Last week’s blog post was about Fort Belan. I was there to see a display by the Anglesey Hussars and friends – people who spend their weekends re-enacting the Napoleonic wars.
I've met re-enactors through my writing. If you want to describe a Napoleonic battle, you need to talk to a re-enactor. The historian will tell you what the general was planning and why the battle took place where it did, but it's a re-enactor who will give you the best idea of the experience of the man on the ground. (Contemporary accounts like The Recollections of Rifleman Harris are also invaluable.) So I was really excited at the prospect of seeing some of these guys in action.
Besides talking through their uniforms and equipment (I never realised that the braiding on cavalry uniforms could actually protect against a sabre), we were treated to a display of musket drill. Actually, as you can see, there was a range of weapons, including a rifle and a carbine, but the men (and women) performed creditably – though their rate of fire might not have had the French quaking in their boots.
We were shown rather bigger guns, too. Here they are ramming wadding down into one of the cannon that marked off the hours during the afternoon. Sadly, there was no actual cannonball – although ammunition was displayed in the Fort.
Even without an actual cannonball, the amount of wadding that can be discharged is quite impressive. When this 24-pounder was fired, it had to be pointed out to sea.
The muskets and cannon fire black powder. According to their supplier, these re-enactors use more black powder than anybody else in Wales except for quarrymen.
I really like horses, so the chance to get up close with these gorgeous animals and their beautifully turned out riders was a lot of fun.

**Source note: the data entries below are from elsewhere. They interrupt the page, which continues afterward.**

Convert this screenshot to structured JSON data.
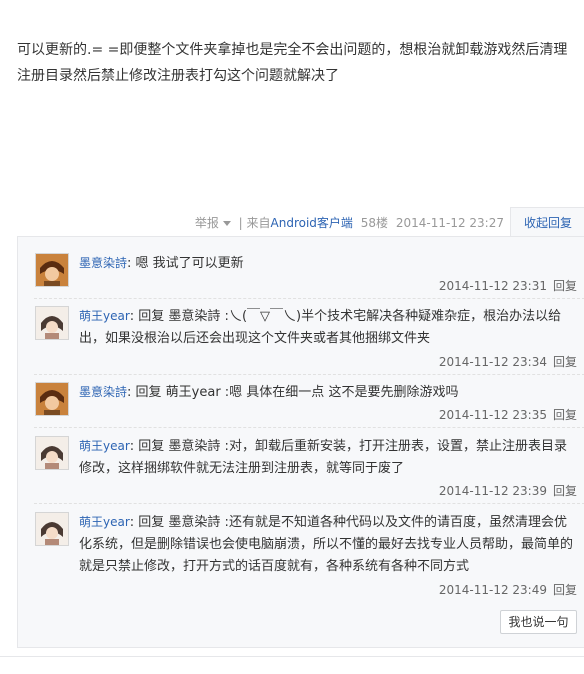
{
  "post": {
    "content": "可以更新的.= =即便整个文件夹拿掉也是完全不会出问题的，想根治就卸载游戏然后清理注册目录然后禁止修改注册表打勾这个问题就解决了",
    "report_label": "举报",
    "source_prefix": "| 来自",
    "source_link": "Android客户端",
    "floor": "58楼",
    "time": "2014-11-12 23:27",
    "collapse_label": "收起回复"
  },
  "replies": [
    {
      "user": "墨意染詩",
      "text": "嗯 我试了可以更新",
      "time": "2014-11-12 23:31",
      "reply_label": "回复"
    },
    {
      "user": "萌王year",
      "text": "回复 墨意染詩 :乀(￣▽￣乀)半个技术宅解决各种疑难杂症，根治办法以给出，如果没根治以后还会出现这个文件夹或者其他捆绑文件夹",
      "time": "2014-11-12 23:34",
      "reply_label": "回复"
    },
    {
      "user": "墨意染詩",
      "text": "回复 萌王year :嗯 具体在细一点 这不是要先删除游戏吗",
      "time": "2014-11-12 23:35",
      "reply_label": "回复"
    },
    {
      "user": "萌王year",
      "text": "回复 墨意染詩 :对，卸载后重新安装，打开注册表，设置，禁止注册表目录修改，这样捆绑软件就无法注册到注册表，就等同于废了",
      "time": "2014-11-12 23:39",
      "reply_label": "回复"
    },
    {
      "user": "萌王year",
      "text": "回复 墨意染詩 :还有就是不知道各种代码以及文件的请百度，虽然清理会优化系统，但是删除错误也会使电脑崩溃，所以不懂的最好去找专业人员帮助，最简单的就是只禁止修改，打开方式的话百度就有，各种系统有各种不同方式",
      "time": "2014-11-12 23:49",
      "reply_label": "回复"
    }
  ],
  "say_button": "我也说一句"
}
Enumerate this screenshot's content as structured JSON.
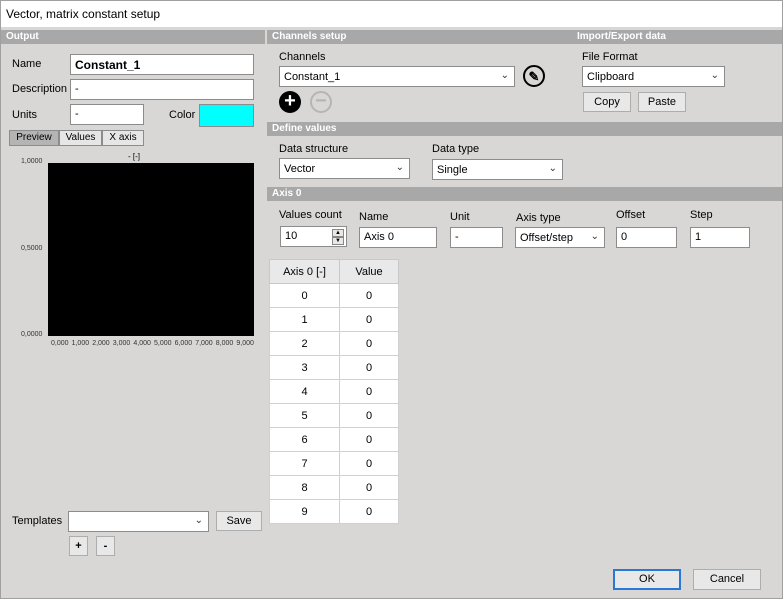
{
  "window": {
    "title": "Vector, matrix constant setup"
  },
  "output": {
    "section_title": "Output",
    "name_label": "Name",
    "name_value": "Constant_1",
    "description_label": "Description",
    "description_value": "-",
    "units_label": "Units",
    "units_value": "-",
    "color_label": "Color",
    "color_value": "#00ffff",
    "tabs": [
      "Preview",
      "Values",
      "X axis"
    ],
    "active_tab": "Preview",
    "templates_label": "Templates",
    "templates_value": "",
    "save_label": "Save",
    "add_label": "+",
    "remove_label": "-"
  },
  "chart_data": {
    "type": "line",
    "title": "- [-]",
    "xlabel": "",
    "ylabel": "",
    "x_ticks": [
      "0,000",
      "1,000",
      "2,000",
      "3,000",
      "4,000",
      "5,000",
      "6,000",
      "7,000",
      "8,000",
      "9,000"
    ],
    "y_ticks": [
      "1,0000",
      "0,5000",
      "0,0000"
    ],
    "xlim": [
      0,
      9
    ],
    "ylim": [
      0,
      1
    ],
    "background": "#000000",
    "series": []
  },
  "channels": {
    "section_title": "Channels setup",
    "channels_label": "Channels",
    "channel_value": "Constant_1",
    "add_icon": "plus-circle-icon",
    "remove_icon": "minus-circle-icon",
    "edit_icon": "pencil-icon"
  },
  "import_export": {
    "section_title": "Import/Export data",
    "format_label": "File Format",
    "format_value": "Clipboard",
    "copy_label": "Copy",
    "paste_label": "Paste"
  },
  "define_values": {
    "section_title": "Define values",
    "structure_label": "Data structure",
    "structure_value": "Vector",
    "type_label": "Data type",
    "type_value": "Single"
  },
  "axis0": {
    "section_title": "Axis 0",
    "count_label": "Values count",
    "count_value": "10",
    "name_label": "Name",
    "name_value": "Axis 0",
    "unit_label": "Unit",
    "unit_value": "-",
    "axis_type_label": "Axis type",
    "axis_type_value": "Offset/step",
    "offset_label": "Offset",
    "offset_value": "0",
    "step_label": "Step",
    "step_value": "1"
  },
  "table": {
    "headers": [
      "Axis 0 [-]",
      "Value"
    ],
    "rows": [
      [
        "0",
        "0"
      ],
      [
        "1",
        "0"
      ],
      [
        "2",
        "0"
      ],
      [
        "3",
        "0"
      ],
      [
        "4",
        "0"
      ],
      [
        "5",
        "0"
      ],
      [
        "6",
        "0"
      ],
      [
        "7",
        "0"
      ],
      [
        "8",
        "0"
      ],
      [
        "9",
        "0"
      ]
    ]
  },
  "footer": {
    "ok_label": "OK",
    "cancel_label": "Cancel"
  }
}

The horses were not typical of the rather heavier animals that would have been used in Napoleonic warfare, but don't they look lovely? [Since I posted this, someone has picked me up on it, suggesting that they are by no means under-sized. I'm not an expert on horses and I'm not suggesting they're too small - they're probably rather on the big side, but they are unlikely to have the strength of horses back then. To take one example, you can't use even blunt (ball) spurs with them, because their skin damages much more easily than a Napoleonic mount. Horses like this are built for speed more than hard use. But it really isn't my area of expertise and I'd welcome comment from people who know more about it than me.]
I did enjoy watching the riders showing off their skill with sabres.
Take that, Monsieur Frog!
The climax of the day was a skirmish where our brave lads drove the French out of the fort. Artillery covered the infantry as they charged forward.
Presumably Wellington was in command. His views on the cavalry were less than favourable and the horses are being held well back here, while the Navy lead the way into the fort.
It was all great fun. If you are interested in Napoleonic warfare or just want a good afternoon out, I can really recommend a day with the re-enactors.
A word from our sponsor
I'm not urging you to buy any of my books this week (unless you want a paperback). My books are temporarily unavailable on Kindle while I move between publishers. I'll let you know as soon as they are available again.